Your task: Exactly as given, repeat all of the entries.

Material for this exercise:
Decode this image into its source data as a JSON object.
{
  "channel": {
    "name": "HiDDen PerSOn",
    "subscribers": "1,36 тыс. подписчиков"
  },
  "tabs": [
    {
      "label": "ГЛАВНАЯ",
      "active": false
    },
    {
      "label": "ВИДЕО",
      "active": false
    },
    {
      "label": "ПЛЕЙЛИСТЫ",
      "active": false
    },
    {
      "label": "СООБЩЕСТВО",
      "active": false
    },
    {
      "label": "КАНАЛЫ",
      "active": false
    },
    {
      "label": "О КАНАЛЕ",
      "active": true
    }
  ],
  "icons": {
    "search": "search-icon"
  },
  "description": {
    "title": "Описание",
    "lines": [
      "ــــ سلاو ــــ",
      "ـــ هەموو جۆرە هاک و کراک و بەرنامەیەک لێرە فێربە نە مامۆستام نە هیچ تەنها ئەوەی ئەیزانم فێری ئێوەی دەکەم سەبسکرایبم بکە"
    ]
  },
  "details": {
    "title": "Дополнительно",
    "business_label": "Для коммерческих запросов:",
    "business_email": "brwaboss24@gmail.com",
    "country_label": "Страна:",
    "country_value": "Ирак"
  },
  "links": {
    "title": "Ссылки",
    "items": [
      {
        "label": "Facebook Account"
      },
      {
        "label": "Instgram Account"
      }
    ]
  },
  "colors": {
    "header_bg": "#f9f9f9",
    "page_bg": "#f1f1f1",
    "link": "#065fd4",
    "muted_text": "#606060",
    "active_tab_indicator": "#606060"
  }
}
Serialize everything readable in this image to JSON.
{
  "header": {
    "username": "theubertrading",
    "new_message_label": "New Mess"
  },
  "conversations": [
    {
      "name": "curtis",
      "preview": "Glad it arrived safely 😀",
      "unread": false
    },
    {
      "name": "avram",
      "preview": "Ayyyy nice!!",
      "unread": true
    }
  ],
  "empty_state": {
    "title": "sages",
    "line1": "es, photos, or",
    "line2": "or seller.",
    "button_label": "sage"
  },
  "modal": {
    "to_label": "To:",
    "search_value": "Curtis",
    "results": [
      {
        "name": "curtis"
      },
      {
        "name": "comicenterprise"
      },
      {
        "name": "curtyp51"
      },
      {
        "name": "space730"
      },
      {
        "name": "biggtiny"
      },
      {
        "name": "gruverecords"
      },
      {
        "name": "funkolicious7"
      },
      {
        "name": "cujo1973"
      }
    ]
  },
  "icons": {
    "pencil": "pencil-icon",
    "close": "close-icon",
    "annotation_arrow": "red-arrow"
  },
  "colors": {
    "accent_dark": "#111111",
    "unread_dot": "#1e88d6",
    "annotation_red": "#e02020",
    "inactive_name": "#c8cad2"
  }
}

Answer space:
Decode this image into its source data as a JSON object.
{
  "channel": {
    "name": "HiDDen PerSOn",
    "subscribers": "1,36 тыс. подписчиков"
  },
  "tabs": [
    {
      "label": "ГЛАВНАЯ",
      "active": false
    },
    {
      "label": "ВИДЕО",
      "active": false
    },
    {
      "label": "ПЛЕЙЛИСТЫ",
      "active": false
    },
    {
      "label": "СООБЩЕСТВО",
      "active": false
    },
    {
      "label": "КАНАЛЫ",
      "active": false
    },
    {
      "label": "О КАНАЛЕ",
      "active": true
    }
  ],
  "icons": {
    "search": "search-icon"
  },
  "description": {
    "title": "Описание",
    "lines": [
      "ــــ سلاو ــــ",
      "ـــ هەموو جۆرە هاک و کراک و بەرنامەیەک لێرە فێربە نە مامۆستام نە هیچ تەنها ئەوەی ئەیزانم فێری ئێوەی دەکەم سەبسکرایبم بکە"
    ]
  },
  "details": {
    "title": "Дополнительно",
    "business_label": "Для коммерческих запросов:",
    "business_email": "brwaboss24@gmail.com",
    "country_label": "Страна:",
    "country_value": "Ирак"
  },
  "links": {
    "title": "Ссылки",
    "items": [
      {
        "label": "Facebook Account"
      },
      {
        "label": "Instgram Account"
      }
    ]
  },
  "colors": {
    "header_bg": "#f9f9f9",
    "page_bg": "#f1f1f1",
    "link": "#065fd4",
    "muted_text": "#606060",
    "active_tab_indicator": "#606060"
  }
}
Serialize everything readable in this image to JSON.
{
  "header": {
    "username": "theubertrading",
    "new_message_label": "New Mess"
  },
  "conversations": [
    {
      "name": "curtis",
      "preview": "Glad it arrived safely 😀",
      "unread": false
    },
    {
      "name": "avram",
      "preview": "Ayyyy nice!!",
      "unread": true
    }
  ],
  "empty_state": {
    "title": "sages",
    "line1": "es, photos, or",
    "line2": "or seller.",
    "button_label": "sage"
  },
  "modal": {
    "to_label": "To:",
    "search_value": "Curtis",
    "results": [
      {
        "name": "curtis"
      },
      {
        "name": "comicenterprise"
      },
      {
        "name": "curtyp51"
      },
      {
        "name": "space730"
      },
      {
        "name": "biggtiny"
      },
      {
        "name": "gruverecords"
      },
      {
        "name": "funkolicious7"
      },
      {
        "name": "cujo1973"
      }
    ]
  },
  "icons": {
    "pencil": "pencil-icon",
    "close": "close-icon",
    "annotation_arrow": "red-arrow"
  },
  "colors": {
    "accent_dark": "#111111",
    "unread_dot": "#1e88d6",
    "annotation_red": "#e02020",
    "inactive_name": "#c8cad2"
  }
}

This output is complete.